§ Your objective: Please state how many lines in the records below contain the word "label"; the answer should be a number and nothing else.

Information given section start

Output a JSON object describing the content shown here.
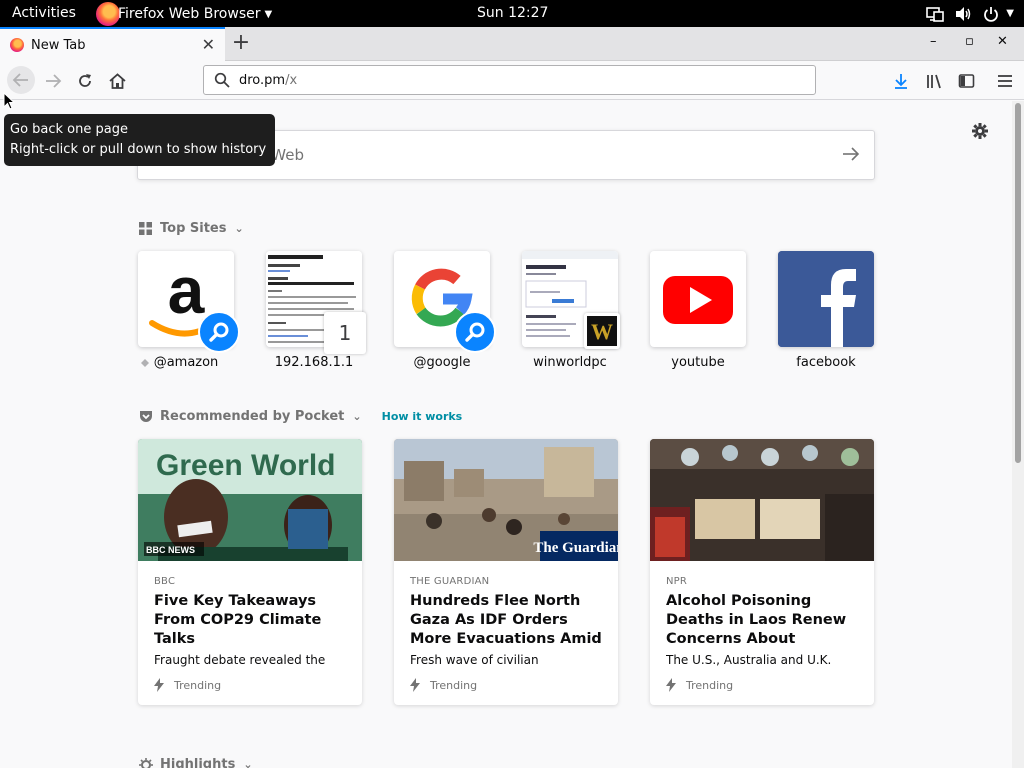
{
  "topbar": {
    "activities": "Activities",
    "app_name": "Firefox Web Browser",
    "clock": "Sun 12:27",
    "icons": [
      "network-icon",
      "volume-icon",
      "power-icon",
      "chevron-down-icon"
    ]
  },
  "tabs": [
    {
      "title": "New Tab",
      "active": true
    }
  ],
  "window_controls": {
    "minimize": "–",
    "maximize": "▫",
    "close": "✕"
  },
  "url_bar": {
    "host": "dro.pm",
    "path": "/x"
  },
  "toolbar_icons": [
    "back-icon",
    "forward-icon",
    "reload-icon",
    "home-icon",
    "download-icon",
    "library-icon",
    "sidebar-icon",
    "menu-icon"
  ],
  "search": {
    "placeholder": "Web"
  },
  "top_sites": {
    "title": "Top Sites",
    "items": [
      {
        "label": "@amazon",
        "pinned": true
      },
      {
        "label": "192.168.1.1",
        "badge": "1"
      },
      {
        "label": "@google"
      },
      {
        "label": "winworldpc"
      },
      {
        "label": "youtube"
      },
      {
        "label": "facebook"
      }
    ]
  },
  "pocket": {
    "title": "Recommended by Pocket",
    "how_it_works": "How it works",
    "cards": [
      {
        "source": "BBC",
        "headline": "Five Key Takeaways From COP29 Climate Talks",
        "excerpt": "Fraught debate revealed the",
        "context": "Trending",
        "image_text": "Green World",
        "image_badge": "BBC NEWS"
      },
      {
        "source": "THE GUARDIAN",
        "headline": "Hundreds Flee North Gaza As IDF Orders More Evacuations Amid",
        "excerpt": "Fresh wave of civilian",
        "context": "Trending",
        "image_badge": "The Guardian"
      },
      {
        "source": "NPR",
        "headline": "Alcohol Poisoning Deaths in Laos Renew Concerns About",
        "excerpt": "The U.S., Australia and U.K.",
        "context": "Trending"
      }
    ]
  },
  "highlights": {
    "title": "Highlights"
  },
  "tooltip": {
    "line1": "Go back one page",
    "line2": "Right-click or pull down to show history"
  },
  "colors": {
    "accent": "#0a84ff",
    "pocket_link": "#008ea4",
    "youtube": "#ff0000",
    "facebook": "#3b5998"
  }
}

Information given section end

§ Finished task: 6